The Request and the Teacher’s Final Lessons

            When Mitch’s newspaper union went on strike, he suddenly had much more free time to spend with his friend. Coincidently, Tuesday had been the day for Morrie’s office hour at the university. This had always been their day together during Mitch’s college years; Morrie proclaimed that they were “Tuesday people.” Mitch began to look forward to these visits so much that left his cell phone in his car. He did not want to miss a moment with Morrie (Albom, 1995). Eventually, Mitch even helped Morrie with is Activities of Daily Life, (ADL)’s such as lifting him into his chair or helping him in the restroom. By the second visit, they started talking about difficult topics, such as depression and feeling sorry for oneself. He told Mitch that he allowed himself only five minutes a day first thing in the morning to rage, cry and realize how much he was losing. After those five minutes, he put that away, and he continued the business of active aging. For example, he read the newspaper every morning, he made phone calls and wrote letters. Tasks like these are called, “Instrumental activities of daily living,” or IADL’s. One of his many philosophies, “if you stay in bed, you’re dead.” As much as possible, he did as many activities as possible on his own. Although he never fooled himself, he knew the day was coming soon when he would even need assistance wiping his own bottom after using the bathroom. (N. Hooyman & H. Kiyak, 2010).

On the third Tuesday, they spoke about the eighth and final stage of Erik Erikson’s Psychosocial Theory of Human Development, Integrity vs. Despair. (N. Hooyman & H. Kiyak, 2010).  This means the ability to be happy with overall path one’s life has taken and have few regrets about it. Some people choose to go through life stagnant, caught up in the rather unimportant trappings of life: money, selfish wants and possessions. Morrie felt that in order to achieve the fulfillment that Erikson spoke of, one must learn to live and love well. Regret was an awful waste of precious time. Gratitude was always expressed; the tough times were met with positivity and good humor. Those were his keys to life; he did his best to live each moment to its fullest, making the decision not to wait until the last minutes of his life to explore its true meaning. They discussed our cultural fear of death; we tend, as a society, not face it until we are about to die, Just before the fourth Tuesday, Nightline and Ted Koppel returned for a visit.

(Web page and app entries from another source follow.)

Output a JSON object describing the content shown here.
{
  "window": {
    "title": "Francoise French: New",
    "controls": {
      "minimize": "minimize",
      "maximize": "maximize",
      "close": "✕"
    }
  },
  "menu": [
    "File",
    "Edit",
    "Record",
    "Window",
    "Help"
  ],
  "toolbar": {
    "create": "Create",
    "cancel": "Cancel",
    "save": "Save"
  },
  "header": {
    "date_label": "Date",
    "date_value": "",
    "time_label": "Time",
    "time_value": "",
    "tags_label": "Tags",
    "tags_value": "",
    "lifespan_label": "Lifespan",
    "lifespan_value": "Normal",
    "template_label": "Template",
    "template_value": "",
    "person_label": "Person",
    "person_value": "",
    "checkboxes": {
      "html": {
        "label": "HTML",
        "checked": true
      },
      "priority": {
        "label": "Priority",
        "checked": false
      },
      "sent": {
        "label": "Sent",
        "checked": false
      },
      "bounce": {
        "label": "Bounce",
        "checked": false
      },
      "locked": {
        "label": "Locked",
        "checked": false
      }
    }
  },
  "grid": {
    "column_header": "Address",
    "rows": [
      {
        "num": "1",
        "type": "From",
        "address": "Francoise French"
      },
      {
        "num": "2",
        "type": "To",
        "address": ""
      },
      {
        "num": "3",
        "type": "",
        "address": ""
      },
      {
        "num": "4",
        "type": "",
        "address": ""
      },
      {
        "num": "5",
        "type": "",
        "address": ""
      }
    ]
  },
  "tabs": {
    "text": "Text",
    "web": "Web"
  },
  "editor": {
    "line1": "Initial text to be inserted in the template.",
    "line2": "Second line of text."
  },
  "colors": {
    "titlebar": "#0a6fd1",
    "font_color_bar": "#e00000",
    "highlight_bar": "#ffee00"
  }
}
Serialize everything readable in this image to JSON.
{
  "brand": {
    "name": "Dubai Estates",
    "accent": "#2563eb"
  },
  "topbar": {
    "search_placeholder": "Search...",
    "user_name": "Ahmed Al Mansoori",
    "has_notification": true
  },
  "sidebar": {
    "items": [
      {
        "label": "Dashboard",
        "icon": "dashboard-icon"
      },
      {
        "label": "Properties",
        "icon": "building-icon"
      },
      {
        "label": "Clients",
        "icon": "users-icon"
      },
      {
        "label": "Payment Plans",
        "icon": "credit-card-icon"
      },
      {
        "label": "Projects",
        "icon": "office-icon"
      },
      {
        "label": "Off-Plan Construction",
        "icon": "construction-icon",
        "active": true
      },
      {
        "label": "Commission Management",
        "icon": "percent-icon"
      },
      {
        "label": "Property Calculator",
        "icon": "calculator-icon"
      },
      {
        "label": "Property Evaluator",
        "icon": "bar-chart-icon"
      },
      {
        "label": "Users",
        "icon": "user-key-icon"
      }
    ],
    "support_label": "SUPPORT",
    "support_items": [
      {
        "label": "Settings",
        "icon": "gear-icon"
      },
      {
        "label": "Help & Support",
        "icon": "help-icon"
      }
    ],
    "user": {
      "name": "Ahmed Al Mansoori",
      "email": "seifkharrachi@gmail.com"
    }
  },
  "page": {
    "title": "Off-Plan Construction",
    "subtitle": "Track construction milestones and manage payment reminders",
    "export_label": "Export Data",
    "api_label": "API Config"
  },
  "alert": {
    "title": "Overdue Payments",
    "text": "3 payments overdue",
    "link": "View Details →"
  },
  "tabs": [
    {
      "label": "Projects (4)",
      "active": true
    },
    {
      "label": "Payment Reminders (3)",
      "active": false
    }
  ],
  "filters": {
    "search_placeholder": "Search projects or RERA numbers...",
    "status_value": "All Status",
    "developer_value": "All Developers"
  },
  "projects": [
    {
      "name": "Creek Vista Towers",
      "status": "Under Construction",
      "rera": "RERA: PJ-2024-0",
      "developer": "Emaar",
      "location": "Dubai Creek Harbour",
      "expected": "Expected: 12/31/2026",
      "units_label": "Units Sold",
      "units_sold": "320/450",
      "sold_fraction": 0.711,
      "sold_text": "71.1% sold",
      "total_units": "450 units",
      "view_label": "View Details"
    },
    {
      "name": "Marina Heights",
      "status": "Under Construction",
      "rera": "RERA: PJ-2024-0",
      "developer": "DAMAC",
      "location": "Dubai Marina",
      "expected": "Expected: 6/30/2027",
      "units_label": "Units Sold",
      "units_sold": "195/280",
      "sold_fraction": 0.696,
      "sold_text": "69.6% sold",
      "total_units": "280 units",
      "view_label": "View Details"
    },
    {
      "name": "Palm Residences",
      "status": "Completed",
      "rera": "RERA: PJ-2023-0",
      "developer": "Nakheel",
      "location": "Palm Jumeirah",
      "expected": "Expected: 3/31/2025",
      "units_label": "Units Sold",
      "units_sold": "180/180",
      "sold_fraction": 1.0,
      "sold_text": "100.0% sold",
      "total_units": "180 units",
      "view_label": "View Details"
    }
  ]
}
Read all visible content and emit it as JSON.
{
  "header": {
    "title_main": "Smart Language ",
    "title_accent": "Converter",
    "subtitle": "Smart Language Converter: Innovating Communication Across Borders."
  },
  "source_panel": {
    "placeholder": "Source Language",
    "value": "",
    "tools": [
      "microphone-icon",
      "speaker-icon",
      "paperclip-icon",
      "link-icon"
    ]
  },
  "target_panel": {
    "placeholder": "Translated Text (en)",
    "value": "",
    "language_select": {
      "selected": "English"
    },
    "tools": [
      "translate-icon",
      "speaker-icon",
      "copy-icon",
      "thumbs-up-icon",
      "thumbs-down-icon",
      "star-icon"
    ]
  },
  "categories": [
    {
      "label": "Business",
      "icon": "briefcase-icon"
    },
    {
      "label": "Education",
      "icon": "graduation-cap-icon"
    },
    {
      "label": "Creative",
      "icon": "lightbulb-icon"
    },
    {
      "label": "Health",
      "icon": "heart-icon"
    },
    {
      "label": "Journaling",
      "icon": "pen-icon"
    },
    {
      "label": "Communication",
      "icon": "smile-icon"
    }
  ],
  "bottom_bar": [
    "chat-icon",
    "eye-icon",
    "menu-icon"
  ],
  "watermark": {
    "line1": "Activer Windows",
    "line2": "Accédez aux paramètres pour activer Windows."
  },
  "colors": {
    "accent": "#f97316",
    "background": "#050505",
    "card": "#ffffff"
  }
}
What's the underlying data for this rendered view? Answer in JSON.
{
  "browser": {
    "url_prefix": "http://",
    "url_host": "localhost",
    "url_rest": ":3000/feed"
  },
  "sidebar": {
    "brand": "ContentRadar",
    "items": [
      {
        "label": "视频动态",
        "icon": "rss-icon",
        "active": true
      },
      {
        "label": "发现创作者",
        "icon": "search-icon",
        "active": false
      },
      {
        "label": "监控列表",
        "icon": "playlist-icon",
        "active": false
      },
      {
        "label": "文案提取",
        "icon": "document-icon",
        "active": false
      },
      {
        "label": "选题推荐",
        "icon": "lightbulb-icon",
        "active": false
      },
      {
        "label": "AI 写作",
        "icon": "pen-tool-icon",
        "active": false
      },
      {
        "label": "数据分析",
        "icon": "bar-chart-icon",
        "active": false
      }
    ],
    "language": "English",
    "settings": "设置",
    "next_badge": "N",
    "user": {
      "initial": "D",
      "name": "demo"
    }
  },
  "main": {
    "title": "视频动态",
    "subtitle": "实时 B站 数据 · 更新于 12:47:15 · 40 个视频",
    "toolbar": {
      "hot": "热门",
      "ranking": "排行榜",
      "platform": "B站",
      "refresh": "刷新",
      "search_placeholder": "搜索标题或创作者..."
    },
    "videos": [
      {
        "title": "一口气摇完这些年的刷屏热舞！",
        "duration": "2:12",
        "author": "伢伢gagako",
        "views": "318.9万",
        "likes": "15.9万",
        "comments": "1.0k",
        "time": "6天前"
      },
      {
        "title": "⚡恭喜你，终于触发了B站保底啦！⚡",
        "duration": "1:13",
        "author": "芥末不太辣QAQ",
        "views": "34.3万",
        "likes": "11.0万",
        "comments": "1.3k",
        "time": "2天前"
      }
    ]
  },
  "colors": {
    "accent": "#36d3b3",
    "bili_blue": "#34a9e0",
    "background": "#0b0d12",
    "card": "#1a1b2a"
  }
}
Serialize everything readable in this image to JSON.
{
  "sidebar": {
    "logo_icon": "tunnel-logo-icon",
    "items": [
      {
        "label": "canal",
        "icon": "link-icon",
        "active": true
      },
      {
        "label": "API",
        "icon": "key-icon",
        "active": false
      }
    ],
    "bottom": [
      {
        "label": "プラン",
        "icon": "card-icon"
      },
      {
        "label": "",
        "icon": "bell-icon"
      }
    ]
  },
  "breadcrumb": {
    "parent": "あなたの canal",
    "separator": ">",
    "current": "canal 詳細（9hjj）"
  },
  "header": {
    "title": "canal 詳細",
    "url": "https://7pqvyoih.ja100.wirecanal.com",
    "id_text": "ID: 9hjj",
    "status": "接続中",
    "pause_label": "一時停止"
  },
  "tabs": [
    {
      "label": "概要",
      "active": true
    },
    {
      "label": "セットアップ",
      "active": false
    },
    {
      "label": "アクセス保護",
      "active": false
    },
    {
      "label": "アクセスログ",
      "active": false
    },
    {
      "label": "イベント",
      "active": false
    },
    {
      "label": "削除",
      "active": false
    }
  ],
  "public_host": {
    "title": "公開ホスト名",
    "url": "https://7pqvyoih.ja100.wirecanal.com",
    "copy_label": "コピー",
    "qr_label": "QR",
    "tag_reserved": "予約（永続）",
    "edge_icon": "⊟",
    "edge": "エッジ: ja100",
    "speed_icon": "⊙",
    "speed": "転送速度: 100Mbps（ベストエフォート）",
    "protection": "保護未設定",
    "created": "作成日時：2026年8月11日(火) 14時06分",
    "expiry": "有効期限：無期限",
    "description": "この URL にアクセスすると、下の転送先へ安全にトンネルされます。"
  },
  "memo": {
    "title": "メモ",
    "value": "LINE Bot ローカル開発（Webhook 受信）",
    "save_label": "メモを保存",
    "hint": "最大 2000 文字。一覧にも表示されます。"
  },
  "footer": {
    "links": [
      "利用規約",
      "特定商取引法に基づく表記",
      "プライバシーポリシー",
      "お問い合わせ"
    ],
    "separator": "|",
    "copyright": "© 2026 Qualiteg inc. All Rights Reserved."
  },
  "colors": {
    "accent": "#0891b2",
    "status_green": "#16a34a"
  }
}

At first, Ted said saw little difference until the interview was well under way; his hands were not animated and flying all over the place like they were before. The two spoke of stacks of mail that were received after the first interview; not surprisingly, Morrie really touched people. When Morrie was speaking about a letter that he had recently answered. Suddenly, he started speaking about his own family, especially his mother and father. (Albom, 1997). At eight years old, he could not face his mother’s death. She passed away from cancer. He was not even allowed by his father to mention his mother. A year later, his father remarried, so Morrie became part of a blended family due to his mother’s death and his father’s subsequent remarriage (N. Hooyman & H. Kiyak, 2010).  It took Morrie quite some time to get used to her, but she was a loving woman who sang to him. Eventually, he found room in his heart for her. As the end came nearer, family became even more important to him. An oxygen tank went along with him now, his newest piece of equipment. As Morrie often did, he switched the tables on Mitch; the two began to talk about Mitch’s brother who was suffering from pancreatic cancer. Mitch admitted that he was angry at his brother because he would not talk about and share his illness with the family (N. Hooyman & H. Kiyak, 2010).  He hid it away from them, unlike Morrie, closing himself off. Morrie told Mitch that he must feel all of his emotions; otherwise, he will be too afraid to truly love. Morrie explained that totally immersing himself in the experience of having and being totally responsible for his children allowed him to bond and love in the most profound way (Albom, 1997).

Stay tuned for Part 3, the conclusion.

For those that may be interested in purchasing and reading Tuesdays with Morrie by Mitch Albom, here is a link to it at Amazon.com: